Iran is calling the United States out on their support of Saudi Arabia. Iranian leadership is particularly critical because the United States is selling nuclear technology to the Saudis. They are so angry that Iranian Foreign Minister Mohammed Javad Zarif went so far as to assert that the United States is exhibiting the highest levels of hypocrisy.
As Newsmax reports, as part of his tirade against the United States the Iranian Foreign Minister argued that while the U.S. is extremely critical of Iran and their nuclear development, they look the other way when Saudi Arabia dismembers a journalist in Turkey. That incident, he said, is part of the United States' double standard. In a tweet Zarif wrote: "First a dismembered journalist; now illicit sale of nuclear technology to Saudi Arabia fully expose #USHypocrisy."

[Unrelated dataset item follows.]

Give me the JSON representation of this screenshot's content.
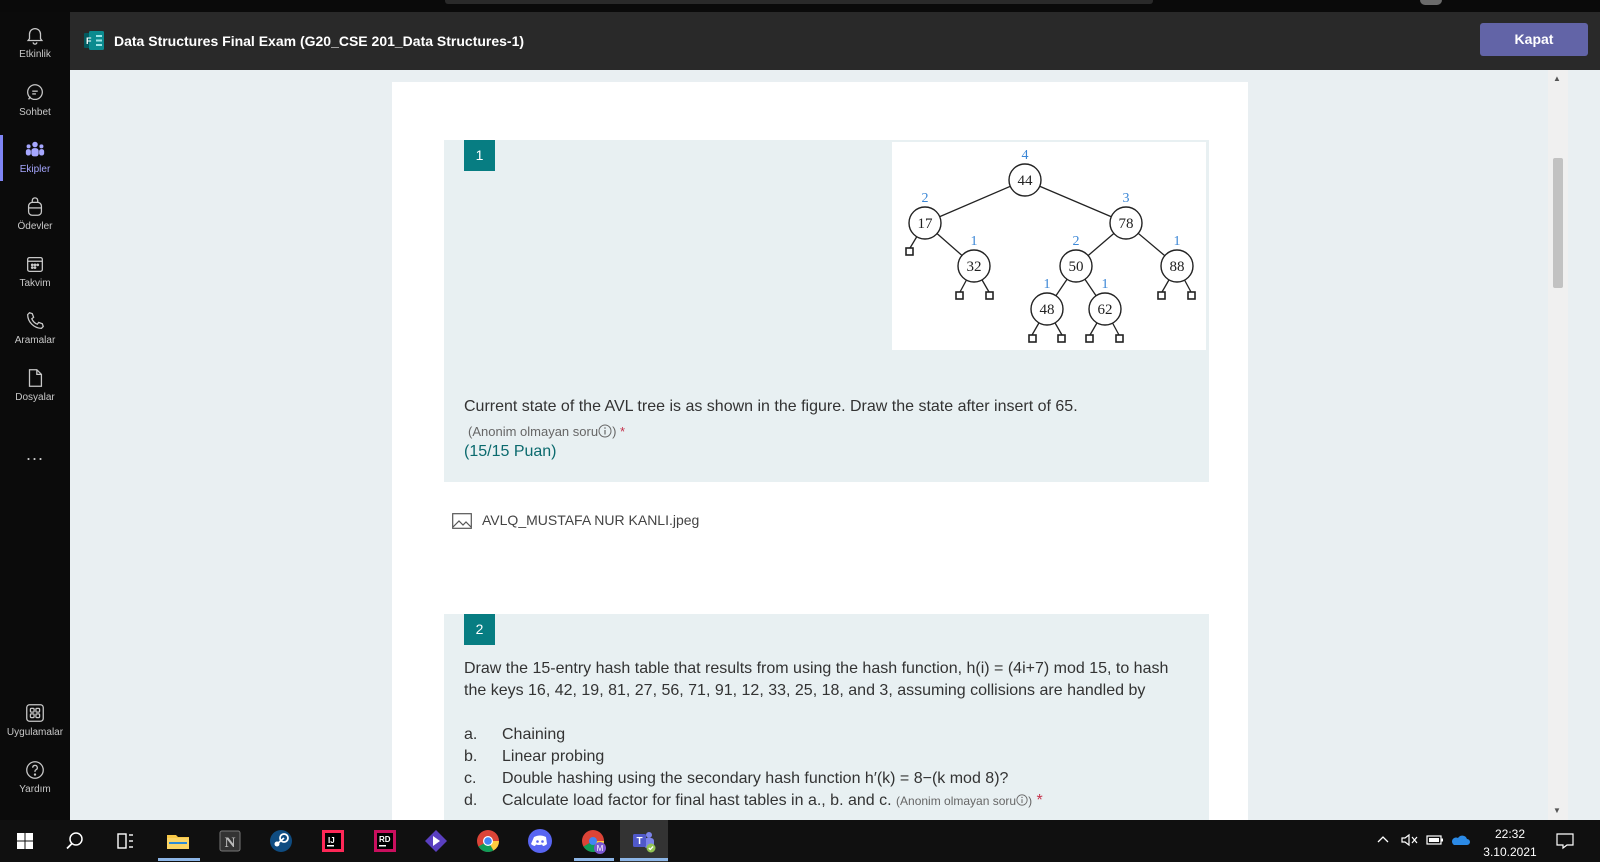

Zarif is not wrong. The U.S. sale of nuclear technology to the Saudis and the relative silence in response to the brutal execution of Jamal Khashoggi is indeed troubling. And while Congress on both sides of the aisle has made serious demands to investigate the murder, the Administration has not really pushed the issue. About the sale of nuclear technology to the Saudis — here too Iran has a very good point. And Iran should, rightfully, be worried.
On the other hand, there is a convincing argument for selling nuclear technology to Saudi Arabia. The argument is that Iran itself is sprinting towards the attainment of nuclear weapons. And if that doesn't scare Congress, it should. In fact, the ongoing game of hide and seek that Iran has been playing with nuclear technology should be the only argument needed in favor of providing the Saudis with U.S. technology.
As angry, upset, scared as they are, Iran is solely responsible for this countermove by the United States and Saudi Arabia. Iran and Saudi Arabia are arch enemies. The United States needs to keep Iran in check and wants to do them damage. The sale, under those circumstances, makes perfect diplomatic sense. And it might just save parts of the world from destruction.
Once upon a time the glue that bound the United States and Saudi Arabia was oil. No more. Times have changed, needs have changed, the world has changed. But that doesn't mean that everything is better. There are still serious dangers lurking within this new alliance between the United States and the Saudis.
The U.S. and Saudi Arabia are not friends. That must be clear. They are allies on only a few certain issues and worlds apart in so many other ways. Take governing, minority rights, the equality of women, religion, and even access of information and freedom of expression to name a few. Not to mention the accountability of leaders to their citizens and equal protection under the law. Those are just a few of the major divides between the countries.
Much of what the United States holds dear is not shared in any way by Saudi leaders. The ideals that are the essence of the character of the United States are an anathema to Saudi Arabia. The link between the United States and Saudi Arabia is a distrust of Iran. And in the world of international affairs, mutual interests dictate actions. The United States and Saudi Arabia have entered into an alliance, not a friendship.
Iran is correct in pointing this out. Once the Saudi get the nuclear technology they want, there will be nothing to stop them from going off in directions that do not, in any way, segue with U.S. interests. Iran knows that well. They want everyone else to know it just as well.